_Goal of the exercise:_ Give the number of lines in the records below that include "Upload", and nothing more.

_Extracted information:_
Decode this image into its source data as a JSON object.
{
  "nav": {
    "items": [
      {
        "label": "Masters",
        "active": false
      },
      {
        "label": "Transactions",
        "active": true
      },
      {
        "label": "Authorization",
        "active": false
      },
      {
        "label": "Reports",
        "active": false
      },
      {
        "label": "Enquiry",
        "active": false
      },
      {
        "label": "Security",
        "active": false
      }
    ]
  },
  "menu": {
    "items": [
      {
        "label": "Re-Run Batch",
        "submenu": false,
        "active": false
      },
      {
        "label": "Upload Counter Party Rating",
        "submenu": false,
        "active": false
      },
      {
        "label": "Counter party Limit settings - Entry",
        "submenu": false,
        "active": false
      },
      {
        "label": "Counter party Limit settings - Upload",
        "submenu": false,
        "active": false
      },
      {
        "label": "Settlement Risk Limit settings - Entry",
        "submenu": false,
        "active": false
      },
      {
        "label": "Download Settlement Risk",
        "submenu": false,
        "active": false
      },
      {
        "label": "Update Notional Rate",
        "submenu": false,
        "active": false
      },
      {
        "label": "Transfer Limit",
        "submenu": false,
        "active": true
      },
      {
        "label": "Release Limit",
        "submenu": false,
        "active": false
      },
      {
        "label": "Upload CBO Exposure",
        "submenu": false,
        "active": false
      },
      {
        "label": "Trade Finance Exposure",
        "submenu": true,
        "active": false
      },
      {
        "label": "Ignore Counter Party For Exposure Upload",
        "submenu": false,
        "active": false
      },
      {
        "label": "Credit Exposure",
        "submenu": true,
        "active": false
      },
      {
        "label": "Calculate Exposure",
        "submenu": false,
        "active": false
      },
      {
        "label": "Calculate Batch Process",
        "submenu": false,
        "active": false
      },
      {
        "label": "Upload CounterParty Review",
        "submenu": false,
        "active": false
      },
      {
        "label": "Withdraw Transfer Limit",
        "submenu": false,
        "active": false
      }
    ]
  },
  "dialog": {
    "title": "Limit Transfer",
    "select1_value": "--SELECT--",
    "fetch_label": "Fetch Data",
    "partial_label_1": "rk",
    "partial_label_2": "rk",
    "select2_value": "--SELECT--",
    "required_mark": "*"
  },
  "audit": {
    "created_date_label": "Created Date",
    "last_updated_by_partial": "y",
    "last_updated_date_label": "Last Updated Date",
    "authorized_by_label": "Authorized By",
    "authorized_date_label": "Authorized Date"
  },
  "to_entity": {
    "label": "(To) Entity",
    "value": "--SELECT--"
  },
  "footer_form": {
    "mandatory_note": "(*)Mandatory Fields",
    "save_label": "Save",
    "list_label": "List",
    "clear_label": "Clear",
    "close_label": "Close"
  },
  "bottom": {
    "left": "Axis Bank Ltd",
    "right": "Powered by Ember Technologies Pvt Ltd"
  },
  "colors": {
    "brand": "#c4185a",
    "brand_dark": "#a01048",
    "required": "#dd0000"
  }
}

_Exercise response:_ 5